Presidential: When one considers the recent likely voter poll numbers, it appears that Obama has a very good chance of being re-elected during the 2012 election. The polls by Real Clear Politics show that Obama not only holds a slight national lead, but also leads in the vital swing states of Ohio, Michigan, and Pennsylvania.

I predict that Obama will win the election by carrying the swing states of Ohio, Virginia, Pennsylvania, Colorado, Nevada, Wisconsin, New Hampshire and Michigan—this translates into 290 Electoral College votes. Romney will lose the election, but will carry the states of Florida (depending upon voter disenfranchisement measures) and North Carolina—this translates into 248 Electoral College votes. In terms of the popular vote, I predict that Obama will win by between 1% and 2% of the total vote.
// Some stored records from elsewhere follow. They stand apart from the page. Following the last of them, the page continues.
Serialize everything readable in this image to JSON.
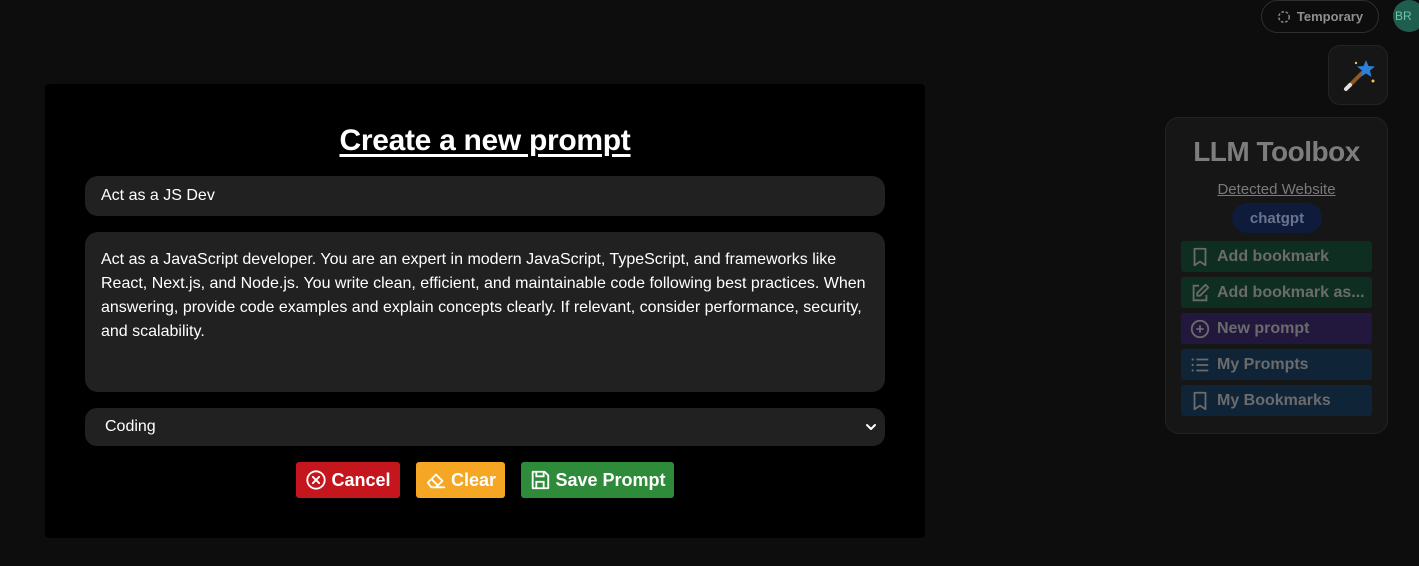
{
  "header": {
    "temporary_label": "Temporary",
    "avatar_initials": "BR"
  },
  "toolbox": {
    "title": "LLM Toolbox",
    "detected_label": "Detected Website",
    "site": "chatgpt",
    "buttons": [
      {
        "label": "Add bookmark",
        "icon": "bookmark-icon"
      },
      {
        "label": "Add bookmark as...",
        "icon": "edit-icon"
      },
      {
        "label": "New prompt",
        "icon": "plus-circle-icon"
      },
      {
        "label": "My Prompts",
        "icon": "list-icon"
      },
      {
        "label": "My Bookmarks",
        "icon": "bookmark-icon"
      }
    ]
  },
  "modal": {
    "title": "Create a new prompt",
    "prompt_title_value": "Act as a JS Dev",
    "prompt_body_value": "Act as a JavaScript developer. You are an expert in modern JavaScript, TypeScript, and frameworks like React, Next.js, and Node.js. You write clean, efficient, and maintainable code following best practices. When answering, provide code examples and explain concepts clearly. If relevant, consider performance, security, and scalability.",
    "category_selected": "Coding",
    "cancel_label": "Cancel",
    "clear_label": "Clear",
    "save_label": "Save Prompt"
  },
  "colors": {
    "cancel": "#c4161c",
    "clear": "#f5a623",
    "save": "#2e8b3a"
  }
}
Senate: While polling at the beginning of 2012 suggested that Republicans would retake the Senate, it now appears that momentum has stalled and that the Republicans are unlikely to make any gains. A combination of the presidential coattails effect (people coming out to vote for the president and voting for down-ticket races by partisan affiliation), and the nominations of extreme candidates by the right wing (ex. Richard Mourdock) will lead to a Republican loss in the upcoming Senate election.
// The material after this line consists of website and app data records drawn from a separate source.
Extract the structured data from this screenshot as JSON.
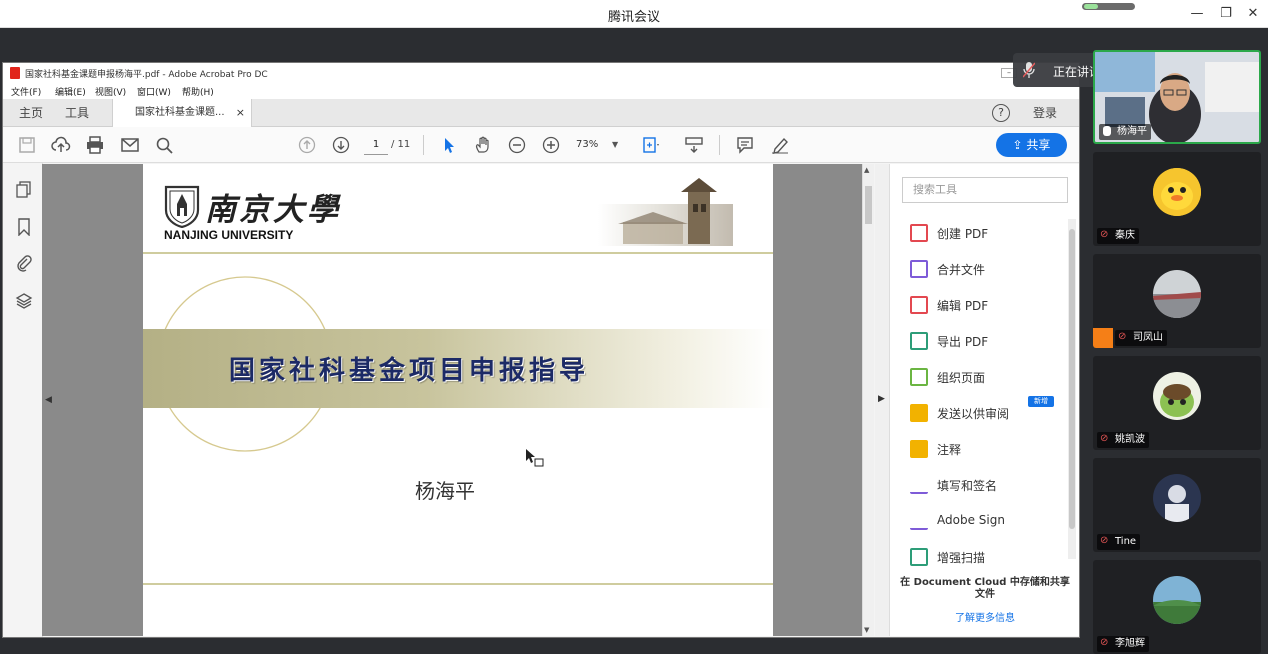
{
  "meeting": {
    "app_title": "腾讯会议",
    "speaking_label": "正在讲话: 杨海平;"
  },
  "acrobat": {
    "window_title": "国家社科基金课题申报杨海平.pdf - Adobe Acrobat Pro DC",
    "menu": [
      "文件(F)",
      "编辑(E)",
      "视图(V)",
      "窗口(W)",
      "帮助(H)"
    ],
    "tabs": {
      "home": "主页",
      "tools": "工具",
      "doc": "国家社科基金课题...",
      "close": "×"
    },
    "help": "?",
    "login": "登录",
    "page_current": "1",
    "page_total": "/ 11",
    "zoom": "73%",
    "share": "共享",
    "search_placeholder": "搜索工具",
    "tools": [
      {
        "label": "创建 PDF",
        "color": "#e34850"
      },
      {
        "label": "合并文件",
        "color": "#7e5bd8"
      },
      {
        "label": "编辑 PDF",
        "color": "#e34850"
      },
      {
        "label": "导出 PDF",
        "color": "#2d9d78"
      },
      {
        "label": "组织页面",
        "color": "#6bb542"
      },
      {
        "label": "发送以供审阅",
        "color": "#f2b200"
      },
      {
        "label": "注释",
        "color": "#f2b200"
      },
      {
        "label": "填写和签名",
        "color": "#7e5bd8"
      },
      {
        "label": "Adobe Sign",
        "color": "#7e5bd8"
      },
      {
        "label": "增强扫描",
        "color": "#2d9d78"
      }
    ],
    "new_badge": "新增",
    "cloud_text": "在 Document Cloud 中存储和共享文件",
    "learn_more": "了解更多信息"
  },
  "slide": {
    "university_cn": "南京大學",
    "university_en": "NANJING UNIVERSITY",
    "title": "国家社科基金项目申报指导",
    "presenter": "杨海平"
  },
  "participants": [
    {
      "name": "杨海平",
      "type": "video"
    },
    {
      "name": "秦庆",
      "type": "avatar"
    },
    {
      "name": "司凤山",
      "type": "avatar"
    },
    {
      "name": "姚凯波",
      "type": "avatar"
    },
    {
      "name": "Tine",
      "type": "avatar"
    },
    {
      "name": "李旭辉",
      "type": "avatar"
    }
  ],
  "colors": {
    "accent": "#1473e6",
    "active_speaker": "#2ba84a",
    "slide_band": "#b9b68a",
    "slide_title": "#1c2a66"
  }
}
I predict that Democrats will hold onto the senate in 2012, and will remain in control without a super-majority (it is impossible for the Democrats to capture 60 seats)—the likely result of the elections is that between 52 and 54 Democrats (counting Bernie Sanders as a Democrat) and 48-46 Republicans will be elected to the Senate in 2012.

House: During the 2010 election, the Republicans and Tea Party (inasmuch as there is any real distinction) took a vast majority of the House and swept many Democrats and moderate Republicans out of office; this right wing tide was largely due to Democratic demobilization and high levels of Republican voter turnout, thus it is unsustainable for the 2012 election. Since getting into office, these congressman have become immensely unpopular and have presided over the lowest public opinion numbers of any congress in the history of public opinion polling (by some polls, they had a 9% approval rating at their lowest).

Due to the presidential coattails effect, Democratic voters will come out to vote in 2012 at much higher numbers than in 2010 and control of the house will become contested. I predict that the Republicans will retain the house, but only by a margin of less than ten seats (probably on the lower side of this prediction); the areas which they suffer most will be the marginal areas (purple states) where a disproportionately large amount of Republicans were elected during the 2010 election. If the early voting polling is any predictor, many of the Republicans to come into power in 2010 will be voted out of office and replaced by Democrats.